Problem description:
What you hand back must match the records word for word, with no pictures.

Data records:
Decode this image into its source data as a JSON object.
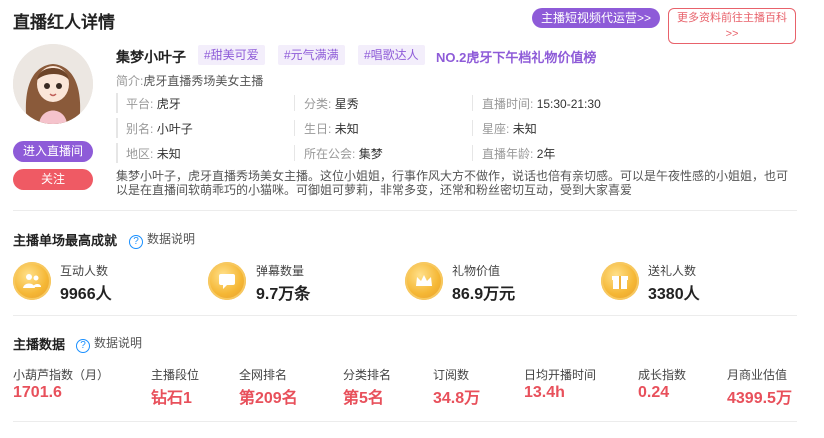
{
  "header": {
    "title": "直播红人详情",
    "promo_label": "主播短视频代运营>>",
    "wiki_label_line1": "更多资料前往主播百科",
    "wiki_label_line2": ">>"
  },
  "profile": {
    "name": "集梦小叶子",
    "tags": [
      "#甜美可爱",
      "#元气满满",
      "#唱歌达人"
    ],
    "rank": "NO.2虎牙下午档礼物价值榜",
    "intro_key": "简介:",
    "intro_value": "虎牙直播秀场美女主播",
    "enter_label": "进入直播间",
    "follow_label": "关注",
    "rows": [
      [
        {
          "k": "平台:",
          "v": "虎牙"
        },
        {
          "k": "分类:",
          "v": "星秀"
        },
        {
          "k": "直播时间:",
          "v": "15:30-21:30"
        }
      ],
      [
        {
          "k": "别名:",
          "v": "小叶子"
        },
        {
          "k": "生日:",
          "v": "未知"
        },
        {
          "k": "星座:",
          "v": "未知"
        }
      ],
      [
        {
          "k": "地区:",
          "v": "未知"
        },
        {
          "k": "所在公会:",
          "v": "集梦"
        },
        {
          "k": "直播年龄:",
          "v": "2年"
        }
      ]
    ],
    "description": "集梦小叶子，虎牙直播秀场美女主播。这位小姐姐，行事作风大方不做作，说话也倍有亲切感。可以是午夜性感的小姐姐，也可以是在直播间软萌乖巧的小猫咪。可御姐可萝莉，非常多变，还常和粉丝密切互动，受到大家喜爱"
  },
  "best": {
    "title": "主播单场最高成就",
    "help": "数据说明",
    "stats": [
      {
        "label": "互动人数",
        "value": "9966人",
        "icon": "people-icon"
      },
      {
        "label": "弹幕数量",
        "value": "9.7万条",
        "icon": "chat-icon"
      },
      {
        "label": "礼物价值",
        "value": "86.9万元",
        "icon": "crown-icon"
      },
      {
        "label": "送礼人数",
        "value": "3380人",
        "icon": "gift-icon"
      }
    ]
  },
  "anchor_data": {
    "title": "主播数据",
    "help": "数据说明",
    "metrics": [
      {
        "label": "小葫芦指数（月）",
        "value": "1701.6"
      },
      {
        "label": "主播段位",
        "value": "钻石1"
      },
      {
        "label": "全网排名",
        "value": "第209名"
      },
      {
        "label": "分类排名",
        "value": "第5名"
      },
      {
        "label": "订阅数",
        "value": "34.8万"
      },
      {
        "label": "日均开播时间",
        "value": "13.4h"
      },
      {
        "label": "成长指数",
        "value": "0.24"
      },
      {
        "label": "月商业估值",
        "value": "4399.5万"
      }
    ]
  }
}
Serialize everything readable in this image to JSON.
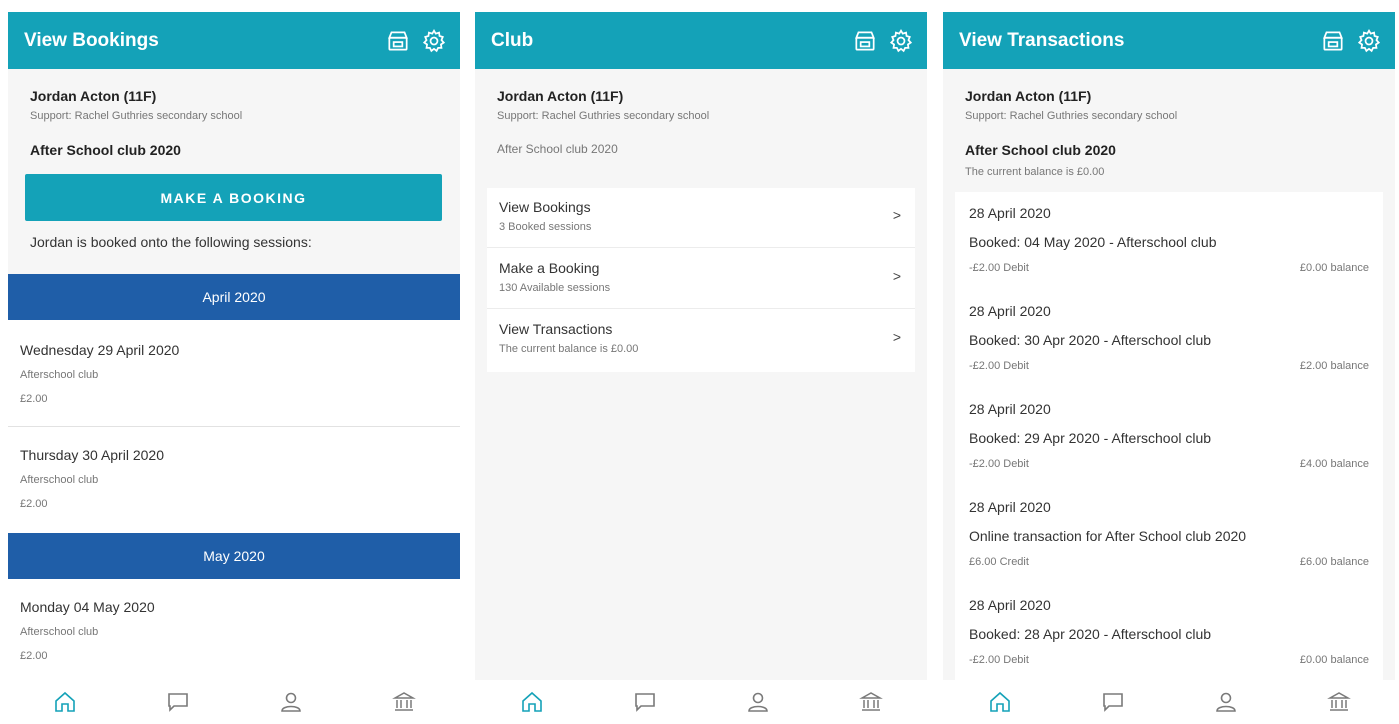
{
  "colors": {
    "header": "#14a2b8",
    "month_bar": "#1f5ea8",
    "button": "#14a2b8",
    "active_tab": "#14a2b8",
    "inactive_tab": "#7a7a7a"
  },
  "student": {
    "name": "Jordan Acton (11F)",
    "support": "Support: Rachel Guthries secondary school"
  },
  "club_name": "After School club 2020",
  "tabs": [
    "home-icon",
    "message-icon",
    "profile-icon",
    "bank-icon"
  ],
  "bookings_screen": {
    "title": "View Bookings",
    "button_label": "MAKE A BOOKING",
    "intro": "Jordan is booked onto the following sessions:",
    "months": [
      {
        "label": "April 2020",
        "sessions": [
          {
            "date": "Wednesday 29 April 2020",
            "name": "Afterschool club",
            "price": "£2.00"
          },
          {
            "date": "Thursday 30 April 2020",
            "name": "Afterschool club",
            "price": "£2.00"
          }
        ]
      },
      {
        "label": "May 2020",
        "sessions": [
          {
            "date": "Monday 04 May 2020",
            "name": "Afterschool club",
            "price": "£2.00"
          }
        ]
      }
    ]
  },
  "club_screen": {
    "title": "Club",
    "menu": [
      {
        "title": "View Bookings",
        "sub": "3 Booked sessions",
        "arrow": ">"
      },
      {
        "title": "Make a Booking",
        "sub": "130 Available sessions",
        "arrow": ">"
      },
      {
        "title": "View Transactions",
        "sub": "The current balance is £0.00",
        "arrow": ">"
      }
    ]
  },
  "transactions_screen": {
    "title": "View Transactions",
    "balance_text": "The current balance is £0.00",
    "transactions": [
      {
        "date": "28 April 2020",
        "desc": "Booked: 04 May 2020 - Afterschool club",
        "amount": "-£2.00 Debit",
        "balance": "£0.00 balance"
      },
      {
        "date": "28 April 2020",
        "desc": "Booked: 30 Apr 2020 - Afterschool club",
        "amount": "-£2.00 Debit",
        "balance": "£2.00 balance"
      },
      {
        "date": "28 April 2020",
        "desc": "Booked: 29 Apr 2020 - Afterschool club",
        "amount": "-£2.00 Debit",
        "balance": "£4.00 balance"
      },
      {
        "date": "28 April 2020",
        "desc": "Online transaction for After School club 2020",
        "amount": "£6.00 Credit",
        "balance": "£6.00 balance"
      },
      {
        "date": "28 April 2020",
        "desc": "Booked: 28 Apr 2020 - Afterschool club",
        "amount": "-£2.00 Debit",
        "balance": "£0.00 balance"
      }
    ]
  }
}
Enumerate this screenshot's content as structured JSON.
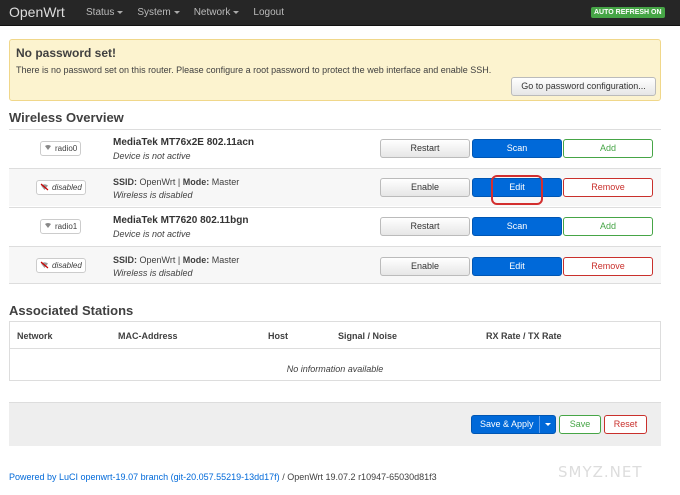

Response box:
Decode this image into its source data as a JSON object.
{
  "header": {
    "title": "直播红人详情",
    "promo_label": "主播短视频代运营>>",
    "wiki_label_line1": "更多资料前往主播百科",
    "wiki_label_line2": ">>"
  },
  "profile": {
    "name": "集梦小叶子",
    "tags": [
      "#甜美可爱",
      "#元气满满",
      "#唱歌达人"
    ],
    "rank": "NO.2虎牙下午档礼物价值榜",
    "intro_key": "简介:",
    "intro_value": "虎牙直播秀场美女主播",
    "enter_label": "进入直播间",
    "follow_label": "关注",
    "rows": [
      [
        {
          "k": "平台:",
          "v": "虎牙"
        },
        {
          "k": "分类:",
          "v": "星秀"
        },
        {
          "k": "直播时间:",
          "v": "15:30-21:30"
        }
      ],
      [
        {
          "k": "别名:",
          "v": "小叶子"
        },
        {
          "k": "生日:",
          "v": "未知"
        },
        {
          "k": "星座:",
          "v": "未知"
        }
      ],
      [
        {
          "k": "地区:",
          "v": "未知"
        },
        {
          "k": "所在公会:",
          "v": "集梦"
        },
        {
          "k": "直播年龄:",
          "v": "2年"
        }
      ]
    ],
    "description": "集梦小叶子，虎牙直播秀场美女主播。这位小姐姐，行事作风大方不做作，说话也倍有亲切感。可以是午夜性感的小姐姐，也可以是在直播间软萌乖巧的小猫咪。可御姐可萝莉，非常多变，还常和粉丝密切互动，受到大家喜爱"
  },
  "best": {
    "title": "主播单场最高成就",
    "help": "数据说明",
    "stats": [
      {
        "label": "互动人数",
        "value": "9966人",
        "icon": "people-icon"
      },
      {
        "label": "弹幕数量",
        "value": "9.7万条",
        "icon": "chat-icon"
      },
      {
        "label": "礼物价值",
        "value": "86.9万元",
        "icon": "crown-icon"
      },
      {
        "label": "送礼人数",
        "value": "3380人",
        "icon": "gift-icon"
      }
    ]
  },
  "anchor_data": {
    "title": "主播数据",
    "help": "数据说明",
    "metrics": [
      {
        "label": "小葫芦指数（月）",
        "value": "1701.6"
      },
      {
        "label": "主播段位",
        "value": "钻石1"
      },
      {
        "label": "全网排名",
        "value": "第209名"
      },
      {
        "label": "分类排名",
        "value": "第5名"
      },
      {
        "label": "订阅数",
        "value": "34.8万"
      },
      {
        "label": "日均开播时间",
        "value": "13.4h"
      },
      {
        "label": "成长指数",
        "value": "0.24"
      },
      {
        "label": "月商业估值",
        "value": "4399.5万"
      }
    ]
  }
}
Serialize everything readable in this image to JSON.
{
  "colors": {
    "header": "#14a2b8",
    "month_bar": "#1f5ea8",
    "button": "#14a2b8",
    "active_tab": "#14a2b8",
    "inactive_tab": "#7a7a7a"
  },
  "student": {
    "name": "Jordan Acton (11F)",
    "support": "Support: Rachel Guthries secondary school"
  },
  "club_name": "After School club 2020",
  "tabs": [
    "home-icon",
    "message-icon",
    "profile-icon",
    "bank-icon"
  ],
  "bookings_screen": {
    "title": "View Bookings",
    "button_label": "MAKE A BOOKING",
    "intro": "Jordan is booked onto the following sessions:",
    "months": [
      {
        "label": "April 2020",
        "sessions": [
          {
            "date": "Wednesday 29 April 2020",
            "name": "Afterschool club",
            "price": "£2.00"
          },
          {
            "date": "Thursday 30 April 2020",
            "name": "Afterschool club",
            "price": "£2.00"
          }
        ]
      },
      {
        "label": "May 2020",
        "sessions": [
          {
            "date": "Monday 04 May 2020",
            "name": "Afterschool club",
            "price": "£2.00"
          }
        ]
      }
    ]
  },
  "club_screen": {
    "title": "Club",
    "menu": [
      {
        "title": "View Bookings",
        "sub": "3 Booked sessions",
        "arrow": ">"
      },
      {
        "title": "Make a Booking",
        "sub": "130 Available sessions",
        "arrow": ">"
      },
      {
        "title": "View Transactions",
        "sub": "The current balance is £0.00",
        "arrow": ">"
      }
    ]
  },
  "transactions_screen": {
    "title": "View Transactions",
    "balance_text": "The current balance is £0.00",
    "transactions": [
      {
        "date": "28 April 2020",
        "desc": "Booked: 04 May 2020 - Afterschool club",
        "amount": "-£2.00 Debit",
        "balance": "£0.00 balance"
      },
      {
        "date": "28 April 2020",
        "desc": "Booked: 30 Apr 2020 - Afterschool club",
        "amount": "-£2.00 Debit",
        "balance": "£2.00 balance"
      },
      {
        "date": "28 April 2020",
        "desc": "Booked: 29 Apr 2020 - Afterschool club",
        "amount": "-£2.00 Debit",
        "balance": "£4.00 balance"
      },
      {
        "date": "28 April 2020",
        "desc": "Online transaction for After School club 2020",
        "amount": "£6.00 Credit",
        "balance": "£6.00 balance"
      },
      {
        "date": "28 April 2020",
        "desc": "Booked: 28 Apr 2020 - Afterschool club",
        "amount": "-£2.00 Debit",
        "balance": "£0.00 balance"
      }
    ]
  }
}
Enumerate this screenshot's content as structured JSON.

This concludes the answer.